[Work to complete]:
A faithful copy is required. Print each line of the data exactly and omit the pictures.

Entries from a dataset of interfaces
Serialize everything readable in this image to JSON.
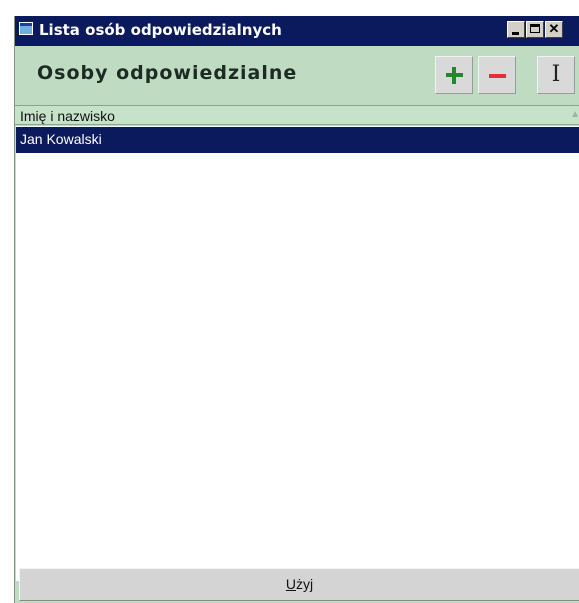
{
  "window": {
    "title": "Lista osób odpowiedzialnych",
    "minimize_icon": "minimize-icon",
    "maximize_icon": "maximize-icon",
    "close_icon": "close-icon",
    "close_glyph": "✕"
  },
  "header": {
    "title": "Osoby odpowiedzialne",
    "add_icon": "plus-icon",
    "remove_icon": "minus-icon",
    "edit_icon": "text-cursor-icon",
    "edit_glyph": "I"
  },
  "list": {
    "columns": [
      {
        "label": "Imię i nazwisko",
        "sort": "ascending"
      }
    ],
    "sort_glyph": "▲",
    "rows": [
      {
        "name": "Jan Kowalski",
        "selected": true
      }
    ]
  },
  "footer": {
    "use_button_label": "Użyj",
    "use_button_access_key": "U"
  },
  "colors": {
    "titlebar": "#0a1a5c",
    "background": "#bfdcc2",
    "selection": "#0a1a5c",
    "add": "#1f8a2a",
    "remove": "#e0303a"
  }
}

[Written response]:
Serialize everything readable in this image to JSON.
{
  "window": {
    "title": "Lista osób odpowiedzialnych",
    "minimize_icon": "minimize-icon",
    "maximize_icon": "maximize-icon",
    "close_icon": "close-icon",
    "close_glyph": "✕"
  },
  "header": {
    "title": "Osoby odpowiedzialne",
    "add_icon": "plus-icon",
    "remove_icon": "minus-icon",
    "edit_icon": "text-cursor-icon",
    "edit_glyph": "I"
  },
  "list": {
    "columns": [
      {
        "label": "Imię i nazwisko",
        "sort": "ascending"
      }
    ],
    "sort_glyph": "▲",
    "rows": [
      {
        "name": "Jan Kowalski",
        "selected": true
      }
    ]
  },
  "footer": {
    "use_button_label": "Użyj",
    "use_button_access_key": "U"
  },
  "colors": {
    "titlebar": "#0a1a5c",
    "background": "#bfdcc2",
    "selection": "#0a1a5c",
    "add": "#1f8a2a",
    "remove": "#e0303a"
  }
}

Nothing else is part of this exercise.